A Theotokion (Greek: Θεοτοκίον; pl. Greek: Θεοτοκία, translit. Theotokia) is a hymn to Mary the Theotokos (Greek: Θεοτόκος, lit. 'God-bearer'), which is read or chanted (troparion or sticheron) during the Divine Services (Canonical hours and Divine Liturgy) of the Eastern Orthodox and Eastern Catholic churches.
After the defeat of Nestorianism at the First Council of Ephesus in 431, the use of theotokia during the course of the Divine Services gradually increased. The inclusion of Theotokia in every service is sometimes accredited to Peter the Fuller, the monophysite Patriarch of Antioch (471 - 488), an ardent opponent of Nestorianism.
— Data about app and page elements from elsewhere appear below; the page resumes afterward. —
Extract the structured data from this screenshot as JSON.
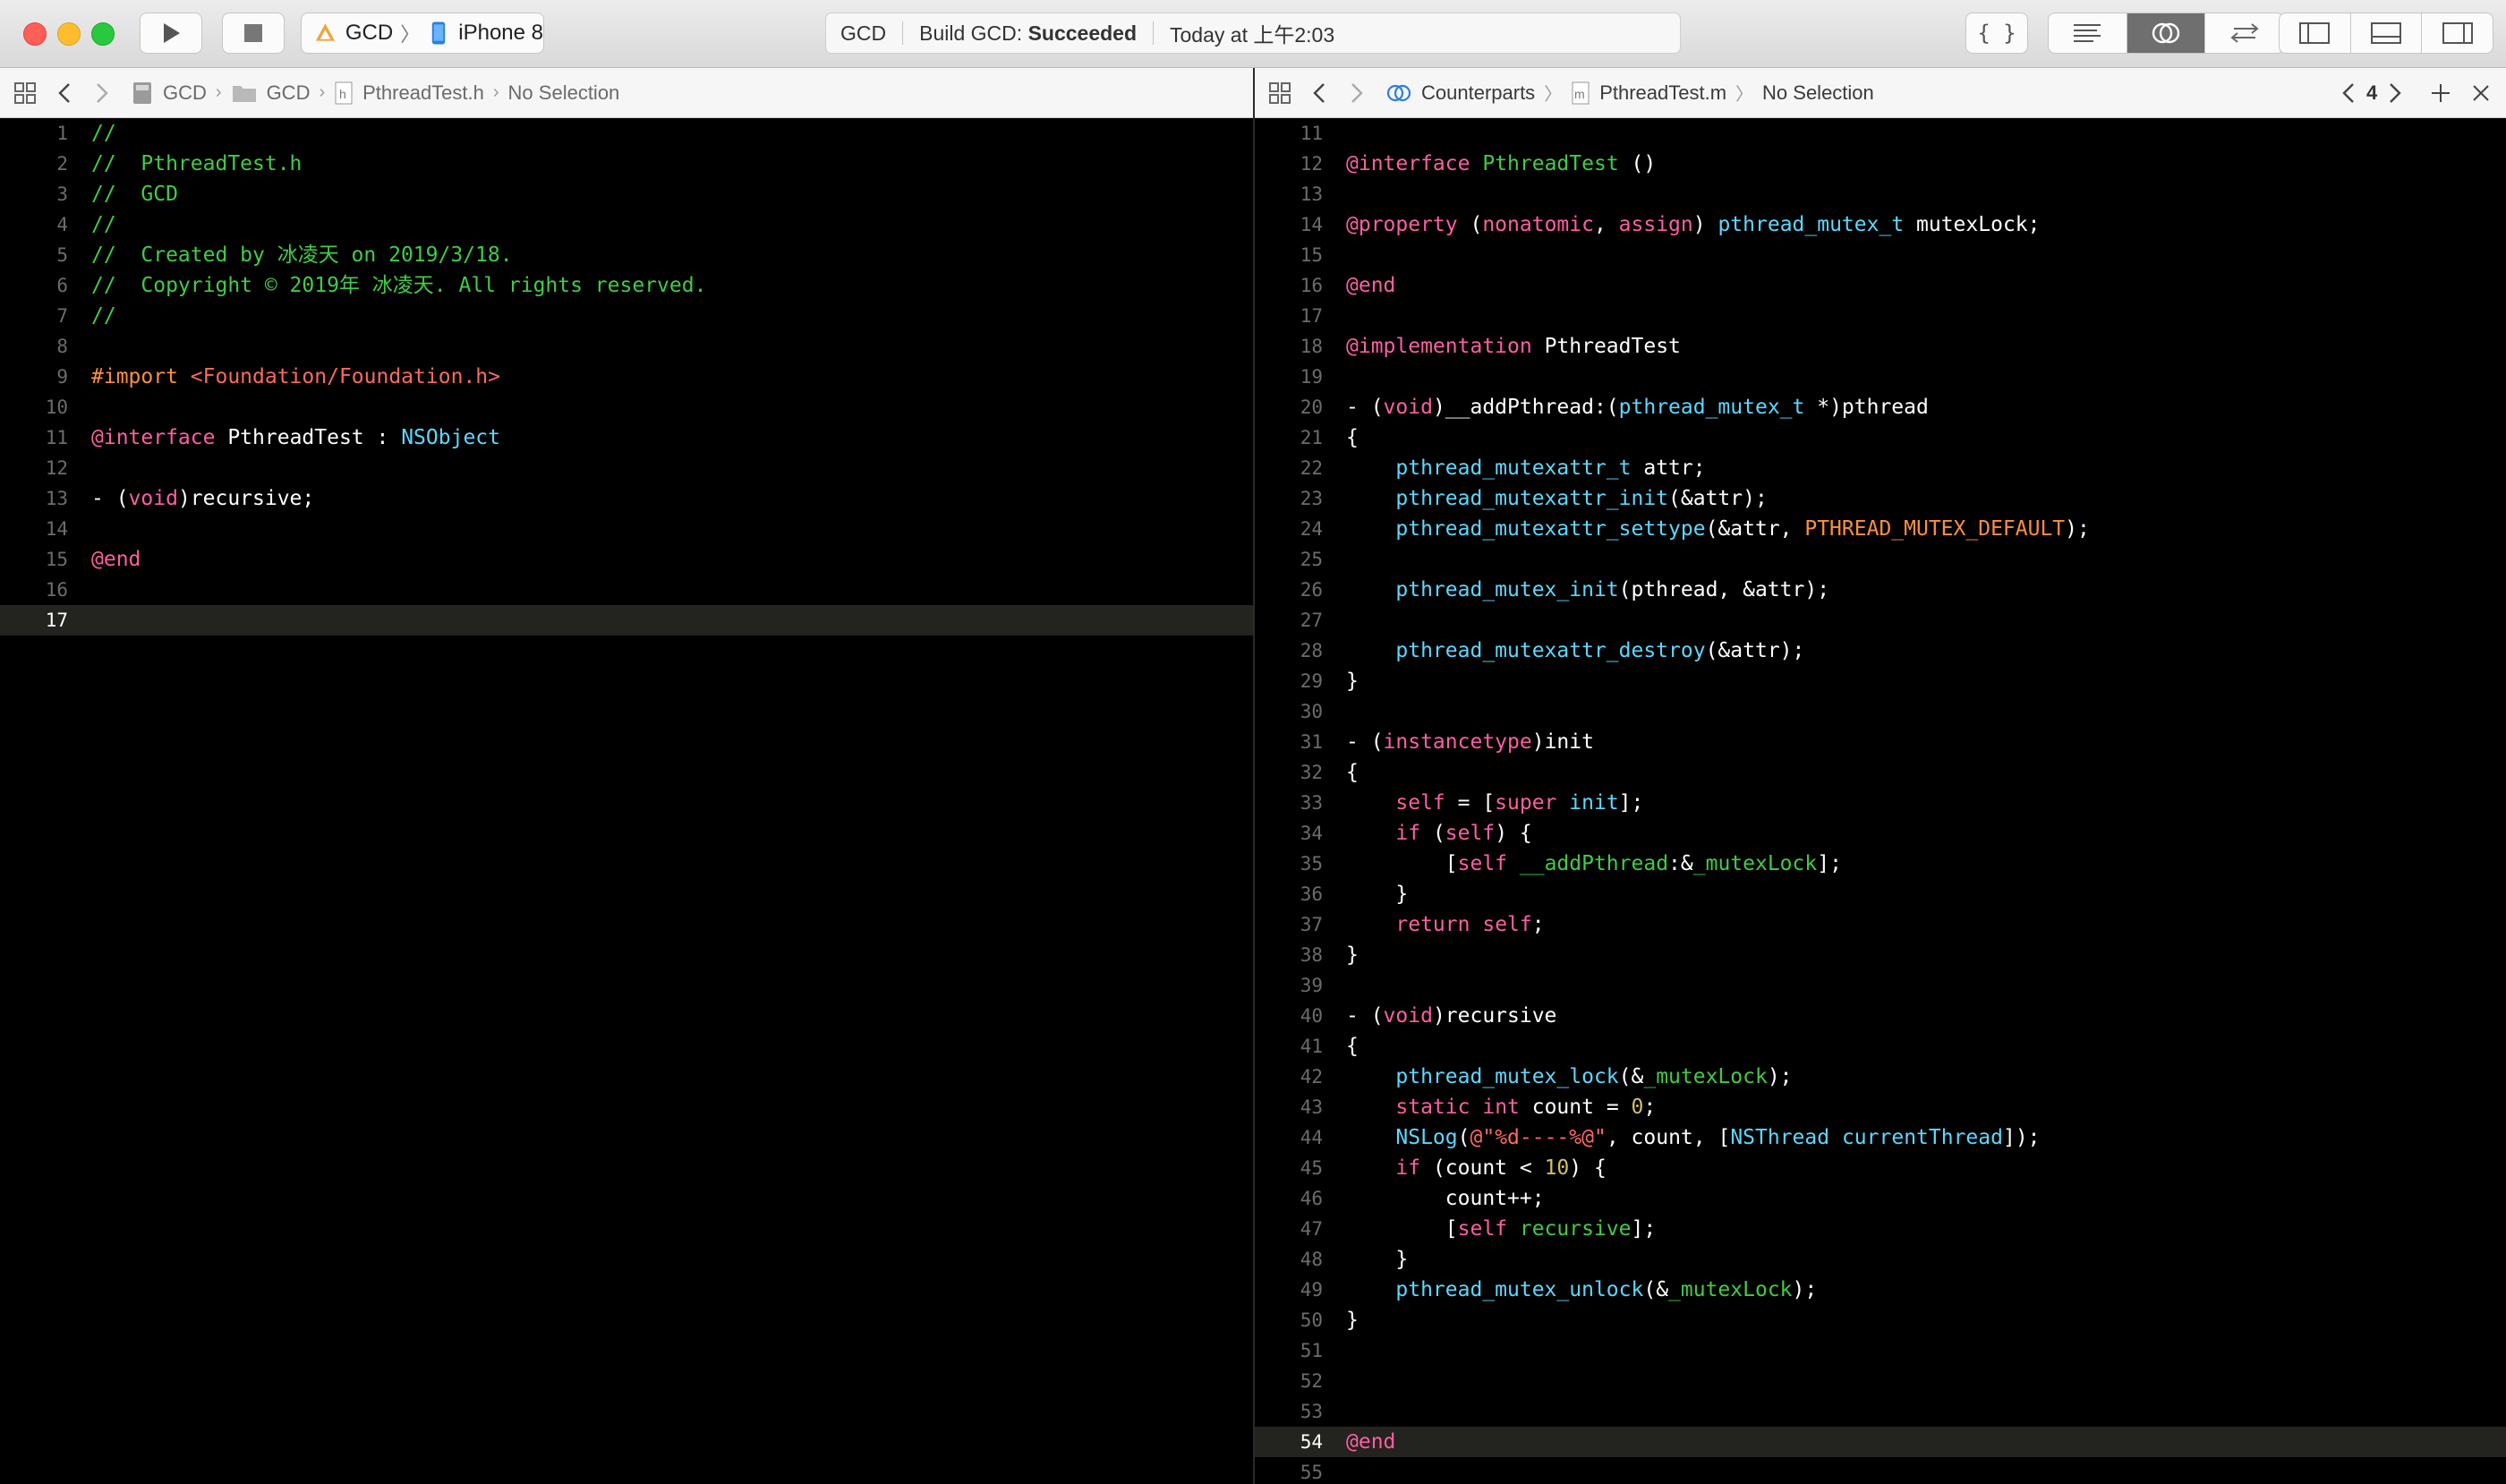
{
  "toolbar": {
    "scheme_target": "GCD",
    "scheme_device": "iPhone 8",
    "activity_project": "GCD",
    "activity_status_prefix": "Build GCD: ",
    "activity_status": "Succeeded",
    "activity_time": "Today at 上午2:03"
  },
  "left_editor": {
    "breadcrumb": [
      "GCD",
      "GCD",
      "PthreadTest.h",
      "No Selection"
    ],
    "current_line": 17,
    "lines": [
      {
        "n": 1,
        "tokens": [
          [
            "c-comment",
            "//"
          ]
        ]
      },
      {
        "n": 2,
        "tokens": [
          [
            "c-comment",
            "//  PthreadTest.h"
          ]
        ]
      },
      {
        "n": 3,
        "tokens": [
          [
            "c-comment",
            "//  GCD"
          ]
        ]
      },
      {
        "n": 4,
        "tokens": [
          [
            "c-comment",
            "//"
          ]
        ]
      },
      {
        "n": 5,
        "tokens": [
          [
            "c-comment",
            "//  Created by 冰凌天 on 2019/3/18."
          ]
        ]
      },
      {
        "n": 6,
        "tokens": [
          [
            "c-comment",
            "//  Copyright © 2019年 冰凌天. All rights reserved."
          ]
        ]
      },
      {
        "n": 7,
        "tokens": [
          [
            "c-comment",
            "//"
          ]
        ]
      },
      {
        "n": 8,
        "tokens": []
      },
      {
        "n": 9,
        "tokens": [
          [
            "c-pp",
            "#import "
          ],
          [
            "c-str",
            "<Foundation/Foundation.h>"
          ]
        ]
      },
      {
        "n": 10,
        "tokens": []
      },
      {
        "n": 11,
        "tokens": [
          [
            "c-kw",
            "@interface"
          ],
          [
            "c-plain",
            " PthreadTest : "
          ],
          [
            "c-type",
            "NSObject"
          ]
        ]
      },
      {
        "n": 12,
        "tokens": []
      },
      {
        "n": 13,
        "tokens": [
          [
            "c-plain",
            "- ("
          ],
          [
            "c-kw",
            "void"
          ],
          [
            "c-plain",
            ")recursive;"
          ]
        ]
      },
      {
        "n": 14,
        "tokens": []
      },
      {
        "n": 15,
        "tokens": [
          [
            "c-kw",
            "@end"
          ]
        ]
      },
      {
        "n": 16,
        "tokens": []
      },
      {
        "n": 17,
        "tokens": []
      }
    ]
  },
  "right_editor": {
    "breadcrumb_counterparts": "Counterparts",
    "breadcrumb_file": "PthreadTest.m",
    "breadcrumb_selection": "No Selection",
    "counterpart_index": "4",
    "current_line": 54,
    "lines": [
      {
        "n": 11,
        "tokens": []
      },
      {
        "n": 12,
        "tokens": [
          [
            "c-kw",
            "@interface"
          ],
          [
            "c-plain",
            " "
          ],
          [
            "c-prop",
            "PthreadTest"
          ],
          [
            "c-plain",
            " ()"
          ]
        ]
      },
      {
        "n": 13,
        "tokens": []
      },
      {
        "n": 14,
        "tokens": [
          [
            "c-kw",
            "@property"
          ],
          [
            "c-plain",
            " ("
          ],
          [
            "c-kw",
            "nonatomic"
          ],
          [
            "c-plain",
            ", "
          ],
          [
            "c-kw",
            "assign"
          ],
          [
            "c-plain",
            ") "
          ],
          [
            "c-type",
            "pthread_mutex_t"
          ],
          [
            "c-plain",
            " mutexLock;"
          ]
        ]
      },
      {
        "n": 15,
        "tokens": []
      },
      {
        "n": 16,
        "tokens": [
          [
            "c-kw",
            "@end"
          ]
        ]
      },
      {
        "n": 17,
        "tokens": []
      },
      {
        "n": 18,
        "tokens": [
          [
            "c-kw",
            "@implementation"
          ],
          [
            "c-plain",
            " PthreadTest"
          ]
        ]
      },
      {
        "n": 19,
        "tokens": []
      },
      {
        "n": 20,
        "tokens": [
          [
            "c-plain",
            "- ("
          ],
          [
            "c-kw",
            "void"
          ],
          [
            "c-plain",
            ")__addPthread:("
          ],
          [
            "c-type",
            "pthread_mutex_t"
          ],
          [
            "c-plain",
            " *)pthread"
          ]
        ]
      },
      {
        "n": 21,
        "tokens": [
          [
            "c-plain",
            "{"
          ]
        ]
      },
      {
        "n": 22,
        "tokens": [
          [
            "c-plain",
            "    "
          ],
          [
            "c-type",
            "pthread_mutexattr_t"
          ],
          [
            "c-plain",
            " attr;"
          ]
        ]
      },
      {
        "n": 23,
        "tokens": [
          [
            "c-plain",
            "    "
          ],
          [
            "c-type",
            "pthread_mutexattr_init"
          ],
          [
            "c-plain",
            "(&attr);"
          ]
        ]
      },
      {
        "n": 24,
        "tokens": [
          [
            "c-plain",
            "    "
          ],
          [
            "c-type",
            "pthread_mutexattr_settype"
          ],
          [
            "c-plain",
            "(&attr, "
          ],
          [
            "c-macro",
            "PTHREAD_MUTEX_DEFAULT"
          ],
          [
            "c-plain",
            ");"
          ]
        ]
      },
      {
        "n": 25,
        "tokens": []
      },
      {
        "n": 26,
        "tokens": [
          [
            "c-plain",
            "    "
          ],
          [
            "c-type",
            "pthread_mutex_init"
          ],
          [
            "c-plain",
            "(pthread, &attr);"
          ]
        ]
      },
      {
        "n": 27,
        "tokens": []
      },
      {
        "n": 28,
        "tokens": [
          [
            "c-plain",
            "    "
          ],
          [
            "c-type",
            "pthread_mutexattr_destroy"
          ],
          [
            "c-plain",
            "(&attr);"
          ]
        ]
      },
      {
        "n": 29,
        "tokens": [
          [
            "c-plain",
            "}"
          ]
        ]
      },
      {
        "n": 30,
        "tokens": []
      },
      {
        "n": 31,
        "tokens": [
          [
            "c-plain",
            "- ("
          ],
          [
            "c-kw",
            "instancetype"
          ],
          [
            "c-plain",
            ")init"
          ]
        ]
      },
      {
        "n": 32,
        "tokens": [
          [
            "c-plain",
            "{"
          ]
        ]
      },
      {
        "n": 33,
        "tokens": [
          [
            "c-plain",
            "    "
          ],
          [
            "c-kw",
            "self"
          ],
          [
            "c-plain",
            " = ["
          ],
          [
            "c-kw",
            "super"
          ],
          [
            "c-plain",
            " "
          ],
          [
            "c-type",
            "init"
          ],
          [
            "c-plain",
            "];"
          ]
        ]
      },
      {
        "n": 34,
        "tokens": [
          [
            "c-plain",
            "    "
          ],
          [
            "c-kw",
            "if"
          ],
          [
            "c-plain",
            " ("
          ],
          [
            "c-kw",
            "self"
          ],
          [
            "c-plain",
            ") {"
          ]
        ]
      },
      {
        "n": 35,
        "tokens": [
          [
            "c-plain",
            "        ["
          ],
          [
            "c-kw",
            "self"
          ],
          [
            "c-plain",
            " "
          ],
          [
            "c-prop",
            "__addPthread"
          ],
          [
            "c-plain",
            ":&"
          ],
          [
            "c-prop",
            "_mutexLock"
          ],
          [
            "c-plain",
            "];"
          ]
        ]
      },
      {
        "n": 36,
        "tokens": [
          [
            "c-plain",
            "    }"
          ]
        ]
      },
      {
        "n": 37,
        "tokens": [
          [
            "c-plain",
            "    "
          ],
          [
            "c-kw",
            "return"
          ],
          [
            "c-plain",
            " "
          ],
          [
            "c-kw",
            "self"
          ],
          [
            "c-plain",
            ";"
          ]
        ]
      },
      {
        "n": 38,
        "tokens": [
          [
            "c-plain",
            "}"
          ]
        ]
      },
      {
        "n": 39,
        "tokens": []
      },
      {
        "n": 40,
        "tokens": [
          [
            "c-plain",
            "- ("
          ],
          [
            "c-kw",
            "void"
          ],
          [
            "c-plain",
            ")recursive"
          ]
        ]
      },
      {
        "n": 41,
        "tokens": [
          [
            "c-plain",
            "{"
          ]
        ]
      },
      {
        "n": 42,
        "tokens": [
          [
            "c-plain",
            "    "
          ],
          [
            "c-type",
            "pthread_mutex_lock"
          ],
          [
            "c-plain",
            "(&"
          ],
          [
            "c-prop",
            "_mutexLock"
          ],
          [
            "c-plain",
            ");"
          ]
        ]
      },
      {
        "n": 43,
        "tokens": [
          [
            "c-plain",
            "    "
          ],
          [
            "c-kw",
            "static"
          ],
          [
            "c-plain",
            " "
          ],
          [
            "c-kw",
            "int"
          ],
          [
            "c-plain",
            " count = "
          ],
          [
            "c-num",
            "0"
          ],
          [
            "c-plain",
            ";"
          ]
        ]
      },
      {
        "n": 44,
        "tokens": [
          [
            "c-plain",
            "    "
          ],
          [
            "c-type",
            "NSLog"
          ],
          [
            "c-plain",
            "("
          ],
          [
            "c-str",
            "@\"%d----%@\""
          ],
          [
            "c-plain",
            ", count, ["
          ],
          [
            "c-type",
            "NSThread"
          ],
          [
            "c-plain",
            " "
          ],
          [
            "c-type",
            "currentThread"
          ],
          [
            "c-plain",
            "]);"
          ]
        ]
      },
      {
        "n": 45,
        "tokens": [
          [
            "c-plain",
            "    "
          ],
          [
            "c-kw",
            "if"
          ],
          [
            "c-plain",
            " (count < "
          ],
          [
            "c-num",
            "10"
          ],
          [
            "c-plain",
            ") {"
          ]
        ]
      },
      {
        "n": 46,
        "tokens": [
          [
            "c-plain",
            "        count++;"
          ]
        ]
      },
      {
        "n": 47,
        "tokens": [
          [
            "c-plain",
            "        ["
          ],
          [
            "c-kw",
            "self"
          ],
          [
            "c-plain",
            " "
          ],
          [
            "c-prop",
            "recursive"
          ],
          [
            "c-plain",
            "];"
          ]
        ]
      },
      {
        "n": 48,
        "tokens": [
          [
            "c-plain",
            "    }"
          ]
        ]
      },
      {
        "n": 49,
        "tokens": [
          [
            "c-plain",
            "    "
          ],
          [
            "c-type",
            "pthread_mutex_unlock"
          ],
          [
            "c-plain",
            "(&"
          ],
          [
            "c-prop",
            "_mutexLock"
          ],
          [
            "c-plain",
            ");"
          ]
        ]
      },
      {
        "n": 50,
        "tokens": [
          [
            "c-plain",
            "}"
          ]
        ]
      },
      {
        "n": 51,
        "tokens": []
      },
      {
        "n": 52,
        "tokens": []
      },
      {
        "n": 53,
        "tokens": []
      },
      {
        "n": 54,
        "tokens": [
          [
            "c-kw",
            "@end"
          ]
        ]
      },
      {
        "n": 55,
        "tokens": []
      }
    ]
  }
}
Theotokia are almost part of every service in the Orthodox Church, but there are more specific forms among them. Theotokia often occur at the end of a series of troparia or stichera, usually after the verse: "(Glory to the Father, and to the Son, and to the Holy Spirit,) Both now and ever, and unto the ages of ages. Amen."
A Stavrotheotokion is a hymn to the Theotokos that refers to the Crucifixion of Christ. The correlation between the Theotokos and the Cross is natural because of the Virgin Mary's standing by the Cross throughout the Passion. Stavrotheotokia occurs most commonly on Wednesdays and Fridays, days which are dedicated to the commemoration of the Cross.
The theotokion that occurs at the end of "Lord, I Have Cried" at Vespers is called a Dogmaticon, because its text deals with the mystery of the Incarnation of Christ. The Little Entrance during Vespers is accompanied by the Dogmaticon as a processional troparion. The Dogmaticon is often chanted in a solemn manner, and while the choir is singing it the Deacon or Priest will cense the icon of the Theotokos on the Iconostasis. A Little Entrance is also made during the Divine Liturgy while the choir chants the theotokion that ends the Beatitudes.
The longest and most popular devotion involving Theotokia is the Akathist to the Theotokos. This is solemnly chanted on the Fifth Saturday of Great Lent, and many other times during the year as both public and private devotions.
- Theotokarion of Saint Nectarios
- Theotokarion of Saint Nicodemus
- Theotokarion of Saint Nicodemus (1849)
- Noul Theotokarion
- Bodleian Theotokarion
- Theotokarion hōraiotaton kai charmosynon (1688)
- Eustratiades Theotokarion
- Church Slavonic Theotokarion, 15th century, in Hilandar
- Church Slavonic Theotokarion, 16th century, in Kosovo
- Church Slavonic Theotokarion, 17th century, in Hilandar
- Dobrilovina Theotokarion, 1602
- Kathryn Tsai, A Timeline of Eastern Church History (Divine Ascent Press, Point Reyes Station, CA, ISBN 0-9714139-2-4), p. 336.
- Hilandar Slavic Manuscripts: A Checklist of the Slavic Manuscripts from the Hilandar Monastery. pp. 30, 31, 59.
- Tatjana Subotin-Golubović (1999). Serbian manuscript tradition from 1557 until the middle of the XVIIth century. Srpska Akademija Nauka i Umetnosti. p. 127. ISBN 9788670252820.